**How to complete this task**.
Copy all of the records below verbatim.

╭──

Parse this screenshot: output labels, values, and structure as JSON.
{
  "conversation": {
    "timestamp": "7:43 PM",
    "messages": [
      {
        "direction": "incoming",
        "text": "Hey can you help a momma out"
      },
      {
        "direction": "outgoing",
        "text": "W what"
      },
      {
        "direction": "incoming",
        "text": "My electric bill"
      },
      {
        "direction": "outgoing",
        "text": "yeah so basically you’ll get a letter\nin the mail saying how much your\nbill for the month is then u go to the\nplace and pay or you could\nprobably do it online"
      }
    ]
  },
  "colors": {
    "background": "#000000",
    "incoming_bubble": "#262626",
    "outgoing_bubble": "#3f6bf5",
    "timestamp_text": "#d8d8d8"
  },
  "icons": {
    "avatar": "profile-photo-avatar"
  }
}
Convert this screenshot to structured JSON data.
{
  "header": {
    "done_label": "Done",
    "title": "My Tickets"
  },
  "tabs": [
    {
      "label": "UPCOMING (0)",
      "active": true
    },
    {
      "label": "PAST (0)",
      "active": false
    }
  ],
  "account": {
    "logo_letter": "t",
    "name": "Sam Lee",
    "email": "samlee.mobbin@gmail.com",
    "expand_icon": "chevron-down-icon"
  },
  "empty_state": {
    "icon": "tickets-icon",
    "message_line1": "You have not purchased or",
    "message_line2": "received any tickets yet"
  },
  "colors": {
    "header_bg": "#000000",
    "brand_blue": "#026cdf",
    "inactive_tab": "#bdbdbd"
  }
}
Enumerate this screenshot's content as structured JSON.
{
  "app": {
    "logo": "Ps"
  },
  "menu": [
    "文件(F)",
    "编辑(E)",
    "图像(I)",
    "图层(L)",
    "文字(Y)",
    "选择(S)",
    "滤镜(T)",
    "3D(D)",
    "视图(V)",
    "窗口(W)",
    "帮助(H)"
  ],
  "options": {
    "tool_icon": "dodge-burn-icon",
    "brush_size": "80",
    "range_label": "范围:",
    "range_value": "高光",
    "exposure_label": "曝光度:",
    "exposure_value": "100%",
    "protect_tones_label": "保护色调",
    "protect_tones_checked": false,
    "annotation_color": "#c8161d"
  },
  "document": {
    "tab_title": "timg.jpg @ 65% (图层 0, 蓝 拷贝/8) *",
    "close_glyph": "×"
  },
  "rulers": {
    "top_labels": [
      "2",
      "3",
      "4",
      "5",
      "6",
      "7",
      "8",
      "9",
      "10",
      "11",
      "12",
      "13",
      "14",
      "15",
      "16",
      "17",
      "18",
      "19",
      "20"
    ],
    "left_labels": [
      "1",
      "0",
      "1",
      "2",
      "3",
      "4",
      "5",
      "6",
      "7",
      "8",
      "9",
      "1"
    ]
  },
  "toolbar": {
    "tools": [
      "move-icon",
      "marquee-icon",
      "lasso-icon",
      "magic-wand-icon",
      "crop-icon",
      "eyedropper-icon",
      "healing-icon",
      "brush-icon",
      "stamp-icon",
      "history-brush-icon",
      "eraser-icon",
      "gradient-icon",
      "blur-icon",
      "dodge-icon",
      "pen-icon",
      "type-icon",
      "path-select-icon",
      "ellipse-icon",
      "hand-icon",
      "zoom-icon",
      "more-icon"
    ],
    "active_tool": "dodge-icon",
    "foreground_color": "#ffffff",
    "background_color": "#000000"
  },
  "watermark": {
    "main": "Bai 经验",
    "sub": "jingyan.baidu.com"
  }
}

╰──

**Completed exercise**.
Parse this screenshot: output labels, values, and structure as JSON.
{
  "conversation": {
    "timestamp": "7:43 PM",
    "messages": [
      {
        "direction": "incoming",
        "text": "Hey can you help a momma out"
      },
      {
        "direction": "outgoing",
        "text": "W what"
      },
      {
        "direction": "incoming",
        "text": "My electric bill"
      },
      {
        "direction": "outgoing",
        "text": "yeah so basically you’ll get a letter\nin the mail saying how much your\nbill for the month is then u go to the\nplace and pay or you could\nprobably do it online"
      }
    ]
  },
  "colors": {
    "background": "#000000",
    "incoming_bubble": "#262626",
    "outgoing_bubble": "#3f6bf5",
    "timestamp_text": "#d8d8d8"
  },
  "icons": {
    "avatar": "profile-photo-avatar"
  }
}
Convert this screenshot to structured JSON data.
{
  "header": {
    "done_label": "Done",
    "title": "My Tickets"
  },
  "tabs": [
    {
      "label": "UPCOMING (0)",
      "active": true
    },
    {
      "label": "PAST (0)",
      "active": false
    }
  ],
  "account": {
    "logo_letter": "t",
    "name": "Sam Lee",
    "email": "samlee.mobbin@gmail.com",
    "expand_icon": "chevron-down-icon"
  },
  "empty_state": {
    "icon": "tickets-icon",
    "message_line1": "You have not purchased or",
    "message_line2": "received any tickets yet"
  },
  "colors": {
    "header_bg": "#000000",
    "brand_blue": "#026cdf",
    "inactive_tab": "#bdbdbd"
  }
}
Enumerate this screenshot's content as structured JSON.
{
  "app": {
    "logo": "Ps"
  },
  "menu": [
    "文件(F)",
    "编辑(E)",
    "图像(I)",
    "图层(L)",
    "文字(Y)",
    "选择(S)",
    "滤镜(T)",
    "3D(D)",
    "视图(V)",
    "窗口(W)",
    "帮助(H)"
  ],
  "options": {
    "tool_icon": "dodge-burn-icon",
    "brush_size": "80",
    "range_label": "范围:",
    "range_value": "高光",
    "exposure_label": "曝光度:",
    "exposure_value": "100%",
    "protect_tones_label": "保护色调",
    "protect_tones_checked": false,
    "annotation_color": "#c8161d"
  },
  "document": {
    "tab_title": "timg.jpg @ 65% (图层 0, 蓝 拷贝/8) *",
    "close_glyph": "×"
  },
  "rulers": {
    "top_labels": [
      "2",
      "3",
      "4",
      "5",
      "6",
      "7",
      "8",
      "9",
      "10",
      "11",
      "12",
      "13",
      "14",
      "15",
      "16",
      "17",
      "18",
      "19",
      "20"
    ],
    "left_labels": [
      "1",
      "0",
      "1",
      "2",
      "3",
      "4",
      "5",
      "6",
      "7",
      "8",
      "9",
      "1"
    ]
  },
  "toolbar": {
    "tools": [
      "move-icon",
      "marquee-icon",
      "lasso-icon",
      "magic-wand-icon",
      "crop-icon",
      "eyedropper-icon",
      "healing-icon",
      "brush-icon",
      "stamp-icon",
      "history-brush-icon",
      "eraser-icon",
      "gradient-icon",
      "blur-icon",
      "dodge-icon",
      "pen-icon",
      "type-icon",
      "path-select-icon",
      "ellipse-icon",
      "hand-icon",
      "zoom-icon",
      "more-icon"
    ],
    "active_tool": "dodge-icon",
    "foreground_color": "#ffffff",
    "background_color": "#000000"
  },
  "watermark": {
    "main": "Bai 经验",
    "sub": "jingyan.baidu.com"
  }
}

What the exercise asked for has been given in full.